Jabes speaks often of what happens beyond the text, that which exists in the margins beyond the margins. . .
Wide, the margin between carte blanche and the white page. Nevertheless it is not in the margin that you can find me, but in the yet whiter one that separates the word-strewn sheet from the transparent, the written page from the one to be written in the infinite space where the eye turns back to the eye, and the hand to the pen, where all we write is erased, even as you write it. For the book imperceptibly takes shape within the book we will never finish.
There is my desert.
In Neustein’s installation, words spill from transparent acrylic sheets onto walls and floors, text shimmering as the light both reveals and confuses. The words enlighten as light is shed on their narrative. Scripts escape from the page. . .
Through drawing, sculptural and textual elements, Neustein’s piece re-enacts the emergence of the word piercing the silence with luminous presence. . . Writing pushes at the edge of silence to bring forth the unsaid.
Program notes from the ROM Exhibition
One of the limitations of words is that one can’t convey the nuances of a multi-sensory experience. In this small space I found the presence of joy. Joy was in the words but also in the acknowledgement of that space beyond the words. Joy was in the beauty of light, in the challenge of ideas, in a sense of spirit that transcends ‘thought’ and ‘knowledge’. Joy was. . .
The writer can get free of his writing only by using it, that is, by reading oneself. As if the aim of writing were to use what is already written as a launching pad for reading the writing to come.
Moreover, what he has written is read in the process, hence constantly modified by his reading.
Each of us is our own book, whether we transcribe the words or not. But we have to engage with the words if we are not to become mired by them. At a simple level, this describes the necessity of remaining connected to our own narrative. At a deeper level, it seems to me, we need words to move beyond the margins in any exploration of spirit.
It is very hard to live with silence. The real silence is death and this is terrible. To approach this silence, it is necessary to journey to the desert. You do not go to the desert to find identity, but to lose it, to lose your personality, to be anonymous. You make yourself void. You become silence. You become more silent than the silence around you. And then something extraordinary happens: you hear silence speak.
Silence, by implication, is what existed before the Word. We could not but be fearful of the journey to the desert.

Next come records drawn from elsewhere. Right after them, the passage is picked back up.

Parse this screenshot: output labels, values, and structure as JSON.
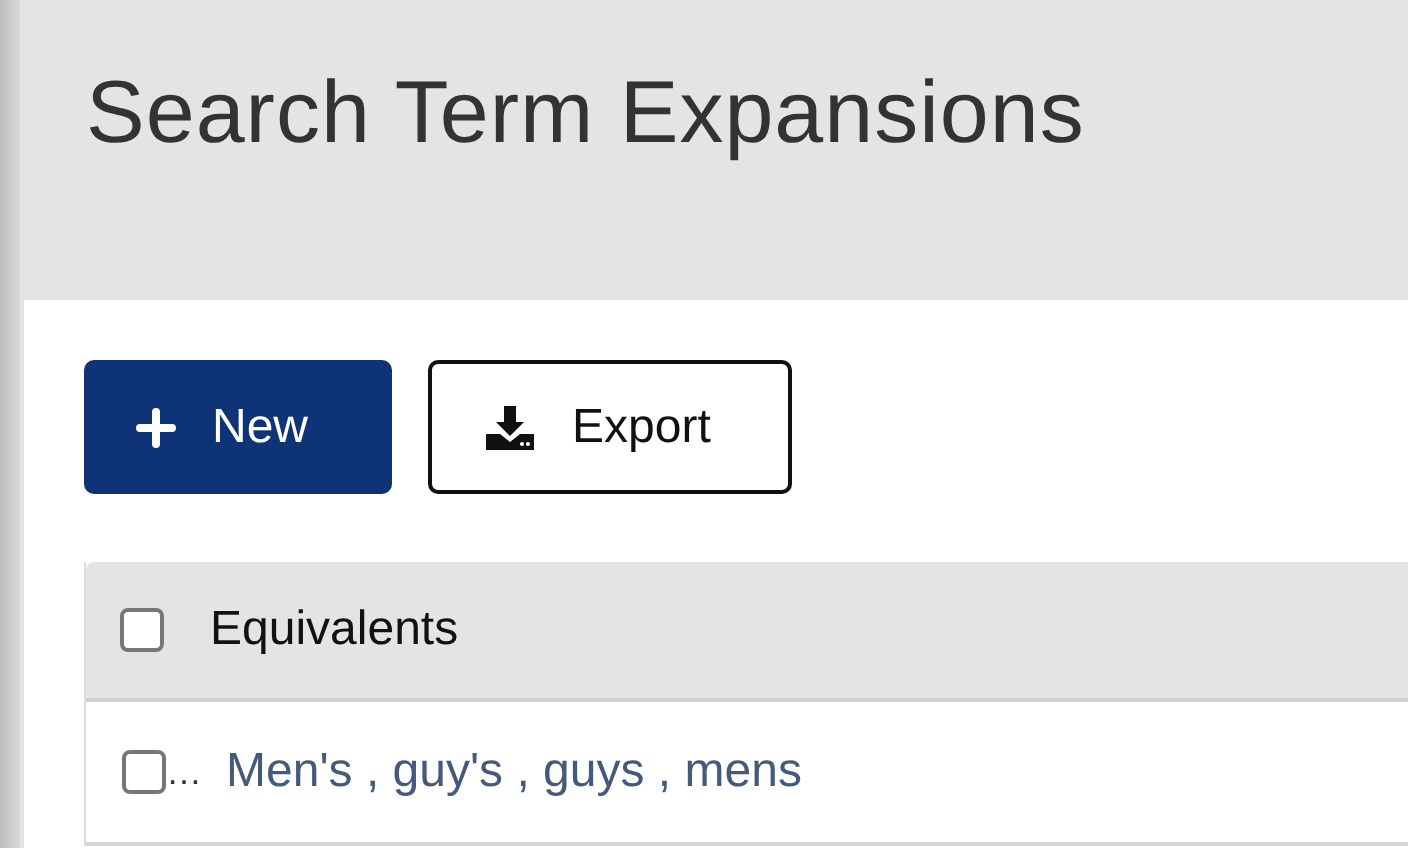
{
  "page": {
    "title": "Search Term Expansions"
  },
  "toolbar": [
    {
      "kind": "primary",
      "label": "New"
    },
    {
      "kind": "export",
      "label": "Export"
    }
  ],
  "table": {
    "header": {
      "checked": false,
      "label": "Equivalents"
    },
    "rows": [
      {
        "checked": false,
        "overflow": "…",
        "equivalents": "Men's , guy's , guys , mens"
      }
    ]
  }
}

Yet it is also at some level the ‘home’ we long for. We use words to light our way, they are en essential part of our enlightenment. But, ultimately, we have to set aside their light and step willingly into the darkness . . .